# Work instruction
Every record below should be printed again exactly, with its pictures removed.
── Recorded data ──
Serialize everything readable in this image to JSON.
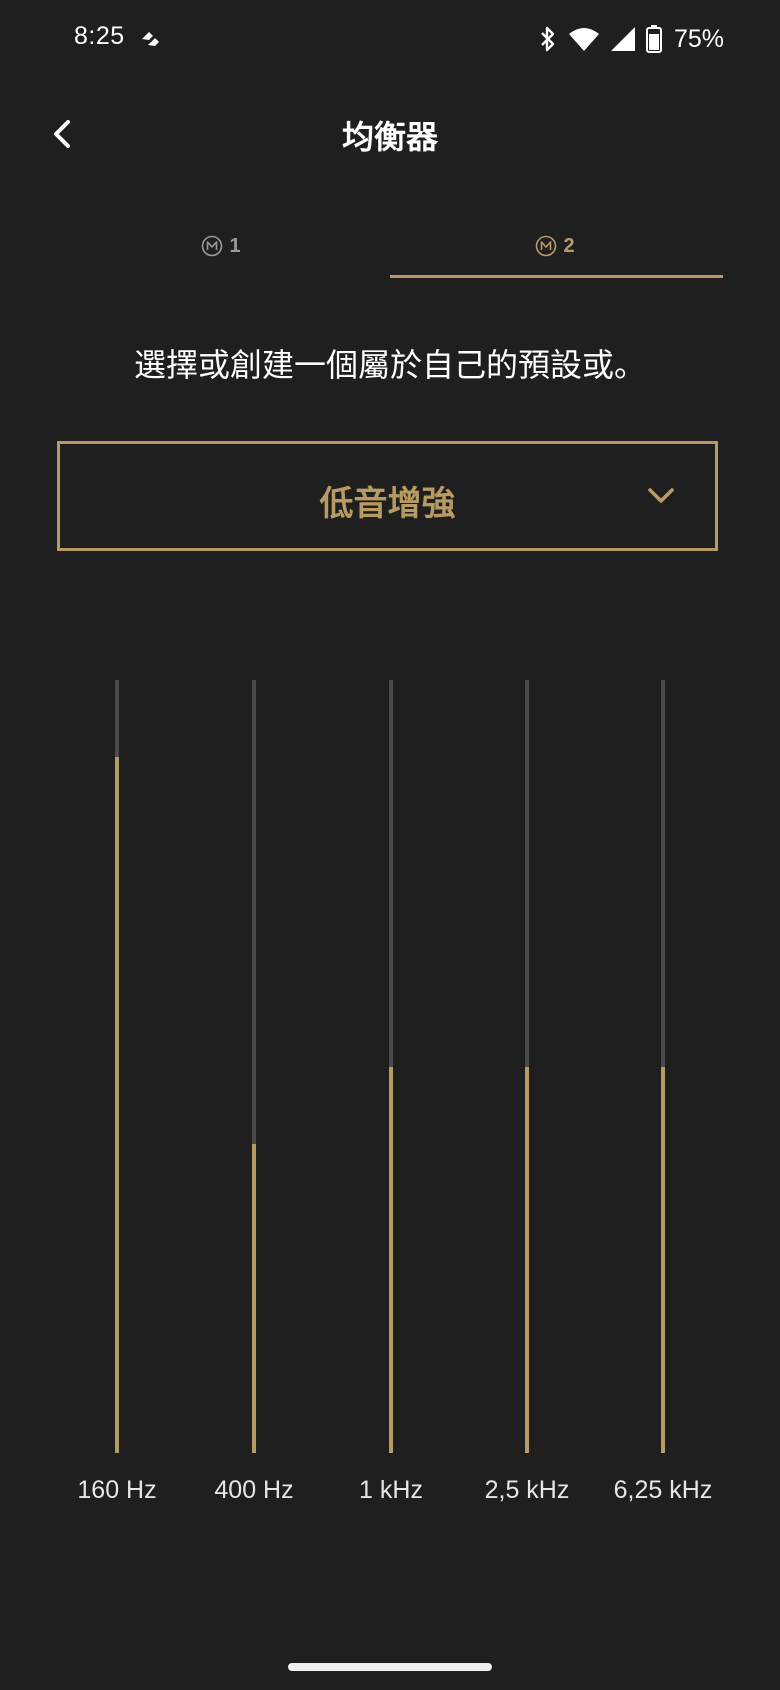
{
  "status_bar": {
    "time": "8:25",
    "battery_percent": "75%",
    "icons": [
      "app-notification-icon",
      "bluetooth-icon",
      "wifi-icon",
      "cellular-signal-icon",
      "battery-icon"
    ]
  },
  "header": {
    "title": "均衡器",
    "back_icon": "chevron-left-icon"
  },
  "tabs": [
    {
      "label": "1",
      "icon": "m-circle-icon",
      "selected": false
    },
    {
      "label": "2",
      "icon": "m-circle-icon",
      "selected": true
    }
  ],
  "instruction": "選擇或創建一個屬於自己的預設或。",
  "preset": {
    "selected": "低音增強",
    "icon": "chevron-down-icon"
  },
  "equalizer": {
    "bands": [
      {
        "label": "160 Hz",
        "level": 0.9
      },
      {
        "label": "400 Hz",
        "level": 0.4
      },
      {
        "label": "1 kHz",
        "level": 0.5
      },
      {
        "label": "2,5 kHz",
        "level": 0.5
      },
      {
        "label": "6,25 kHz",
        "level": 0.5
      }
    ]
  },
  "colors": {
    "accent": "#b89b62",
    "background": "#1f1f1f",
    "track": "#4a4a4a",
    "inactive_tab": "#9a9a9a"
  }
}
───
# Result
Serialize everything readable in this image to JSON.
{
  "status_bar": {
    "time": "8:25",
    "battery_percent": "75%",
    "icons": [
      "app-notification-icon",
      "bluetooth-icon",
      "wifi-icon",
      "cellular-signal-icon",
      "battery-icon"
    ]
  },
  "header": {
    "title": "均衡器",
    "back_icon": "chevron-left-icon"
  },
  "tabs": [
    {
      "label": "1",
      "icon": "m-circle-icon",
      "selected": false
    },
    {
      "label": "2",
      "icon": "m-circle-icon",
      "selected": true
    }
  ],
  "instruction": "選擇或創建一個屬於自己的預設或。",
  "preset": {
    "selected": "低音增強",
    "icon": "chevron-down-icon"
  },
  "equalizer": {
    "bands": [
      {
        "label": "160 Hz",
        "level": 0.9
      },
      {
        "label": "400 Hz",
        "level": 0.4
      },
      {
        "label": "1 kHz",
        "level": 0.5
      },
      {
        "label": "2,5 kHz",
        "level": 0.5
      },
      {
        "label": "6,25 kHz",
        "level": 0.5
      }
    ]
  },
  "colors": {
    "accent": "#b89b62",
    "background": "#1f1f1f",
    "track": "#4a4a4a",
    "inactive_tab": "#9a9a9a"
  }
}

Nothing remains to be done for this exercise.